▸ Aim of the task
Work out how many lines in the listing below include the word "content"; answer with the number alone.

▸ Given records
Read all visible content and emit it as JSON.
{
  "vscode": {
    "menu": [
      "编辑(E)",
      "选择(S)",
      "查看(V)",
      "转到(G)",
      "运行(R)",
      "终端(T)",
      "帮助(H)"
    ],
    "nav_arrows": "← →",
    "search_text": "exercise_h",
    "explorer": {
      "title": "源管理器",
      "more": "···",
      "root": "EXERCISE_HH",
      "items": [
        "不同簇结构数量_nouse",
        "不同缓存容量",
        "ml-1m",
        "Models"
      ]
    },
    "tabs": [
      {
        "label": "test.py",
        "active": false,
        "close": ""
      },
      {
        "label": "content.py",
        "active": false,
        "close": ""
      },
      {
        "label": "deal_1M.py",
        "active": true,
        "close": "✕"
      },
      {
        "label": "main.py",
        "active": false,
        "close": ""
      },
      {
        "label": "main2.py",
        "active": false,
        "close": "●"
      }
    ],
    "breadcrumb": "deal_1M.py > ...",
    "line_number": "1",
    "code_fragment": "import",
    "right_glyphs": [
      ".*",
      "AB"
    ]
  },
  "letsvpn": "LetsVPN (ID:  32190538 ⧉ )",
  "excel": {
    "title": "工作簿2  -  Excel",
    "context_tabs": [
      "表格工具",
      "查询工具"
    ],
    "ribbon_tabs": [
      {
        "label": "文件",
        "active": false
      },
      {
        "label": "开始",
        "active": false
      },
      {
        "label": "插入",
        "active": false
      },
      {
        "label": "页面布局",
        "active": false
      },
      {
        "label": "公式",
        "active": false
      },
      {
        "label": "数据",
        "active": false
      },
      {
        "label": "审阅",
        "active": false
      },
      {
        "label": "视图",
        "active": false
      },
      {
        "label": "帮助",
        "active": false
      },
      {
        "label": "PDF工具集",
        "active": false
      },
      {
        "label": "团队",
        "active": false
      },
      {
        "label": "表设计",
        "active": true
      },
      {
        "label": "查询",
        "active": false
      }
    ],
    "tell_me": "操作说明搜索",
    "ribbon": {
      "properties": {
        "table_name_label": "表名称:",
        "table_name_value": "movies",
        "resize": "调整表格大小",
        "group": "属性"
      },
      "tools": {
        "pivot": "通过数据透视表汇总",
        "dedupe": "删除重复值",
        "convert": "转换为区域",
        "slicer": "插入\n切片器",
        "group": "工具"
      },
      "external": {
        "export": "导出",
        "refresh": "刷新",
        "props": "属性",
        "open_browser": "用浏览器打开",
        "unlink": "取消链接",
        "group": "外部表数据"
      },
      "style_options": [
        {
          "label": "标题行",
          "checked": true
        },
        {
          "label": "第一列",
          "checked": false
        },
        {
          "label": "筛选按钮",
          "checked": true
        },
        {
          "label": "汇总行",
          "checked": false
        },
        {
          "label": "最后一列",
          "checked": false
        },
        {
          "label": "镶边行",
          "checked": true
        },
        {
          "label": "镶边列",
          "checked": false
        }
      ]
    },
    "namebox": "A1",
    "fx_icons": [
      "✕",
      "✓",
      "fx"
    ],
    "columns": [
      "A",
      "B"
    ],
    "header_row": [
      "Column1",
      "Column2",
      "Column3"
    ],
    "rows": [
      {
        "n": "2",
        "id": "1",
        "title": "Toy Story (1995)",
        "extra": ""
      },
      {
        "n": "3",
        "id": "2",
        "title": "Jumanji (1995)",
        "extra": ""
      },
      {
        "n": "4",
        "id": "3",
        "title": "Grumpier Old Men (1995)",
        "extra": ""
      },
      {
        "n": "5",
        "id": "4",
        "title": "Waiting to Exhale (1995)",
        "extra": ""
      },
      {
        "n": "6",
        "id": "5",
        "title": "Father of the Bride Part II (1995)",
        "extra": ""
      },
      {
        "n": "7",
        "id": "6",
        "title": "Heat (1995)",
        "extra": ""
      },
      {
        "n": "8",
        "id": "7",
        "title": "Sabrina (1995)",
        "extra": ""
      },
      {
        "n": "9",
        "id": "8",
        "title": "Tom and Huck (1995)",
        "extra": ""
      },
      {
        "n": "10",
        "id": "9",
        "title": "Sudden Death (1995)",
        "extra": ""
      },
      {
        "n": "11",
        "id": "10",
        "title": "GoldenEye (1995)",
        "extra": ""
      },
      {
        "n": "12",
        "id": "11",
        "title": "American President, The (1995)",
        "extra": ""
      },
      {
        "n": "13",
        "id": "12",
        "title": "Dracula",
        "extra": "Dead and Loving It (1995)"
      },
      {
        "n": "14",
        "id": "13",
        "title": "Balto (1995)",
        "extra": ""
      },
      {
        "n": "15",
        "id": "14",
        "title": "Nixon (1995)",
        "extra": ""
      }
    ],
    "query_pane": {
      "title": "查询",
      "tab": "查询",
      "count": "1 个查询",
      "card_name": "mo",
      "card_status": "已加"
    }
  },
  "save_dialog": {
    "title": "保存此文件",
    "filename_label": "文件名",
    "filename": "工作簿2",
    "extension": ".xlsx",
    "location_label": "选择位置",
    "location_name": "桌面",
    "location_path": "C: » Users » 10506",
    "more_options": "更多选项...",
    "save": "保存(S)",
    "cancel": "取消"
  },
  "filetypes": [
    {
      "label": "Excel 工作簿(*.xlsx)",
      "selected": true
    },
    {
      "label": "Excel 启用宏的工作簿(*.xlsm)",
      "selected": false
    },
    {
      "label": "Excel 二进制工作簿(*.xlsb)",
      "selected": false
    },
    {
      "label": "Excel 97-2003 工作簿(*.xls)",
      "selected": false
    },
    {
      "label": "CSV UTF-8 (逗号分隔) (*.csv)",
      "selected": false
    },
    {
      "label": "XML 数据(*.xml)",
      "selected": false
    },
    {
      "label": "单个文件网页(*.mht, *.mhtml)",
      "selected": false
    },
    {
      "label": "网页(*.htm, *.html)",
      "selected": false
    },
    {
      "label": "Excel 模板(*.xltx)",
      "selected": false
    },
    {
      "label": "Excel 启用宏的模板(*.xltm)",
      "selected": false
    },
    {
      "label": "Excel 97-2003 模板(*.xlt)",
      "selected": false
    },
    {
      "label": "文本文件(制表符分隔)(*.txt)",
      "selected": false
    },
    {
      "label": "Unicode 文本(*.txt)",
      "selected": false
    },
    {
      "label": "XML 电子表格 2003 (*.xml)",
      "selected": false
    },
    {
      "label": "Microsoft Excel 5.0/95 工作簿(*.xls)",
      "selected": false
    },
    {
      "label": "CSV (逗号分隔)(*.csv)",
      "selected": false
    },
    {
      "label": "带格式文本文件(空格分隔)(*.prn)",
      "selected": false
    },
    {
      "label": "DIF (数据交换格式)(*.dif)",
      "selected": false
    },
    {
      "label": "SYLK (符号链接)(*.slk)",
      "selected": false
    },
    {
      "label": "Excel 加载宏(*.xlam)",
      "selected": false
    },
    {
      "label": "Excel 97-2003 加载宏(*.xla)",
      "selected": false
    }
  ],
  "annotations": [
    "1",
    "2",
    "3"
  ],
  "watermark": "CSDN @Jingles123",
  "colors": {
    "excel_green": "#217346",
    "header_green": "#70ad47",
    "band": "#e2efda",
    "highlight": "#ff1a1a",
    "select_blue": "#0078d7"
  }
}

▸ Answer to this exercise
2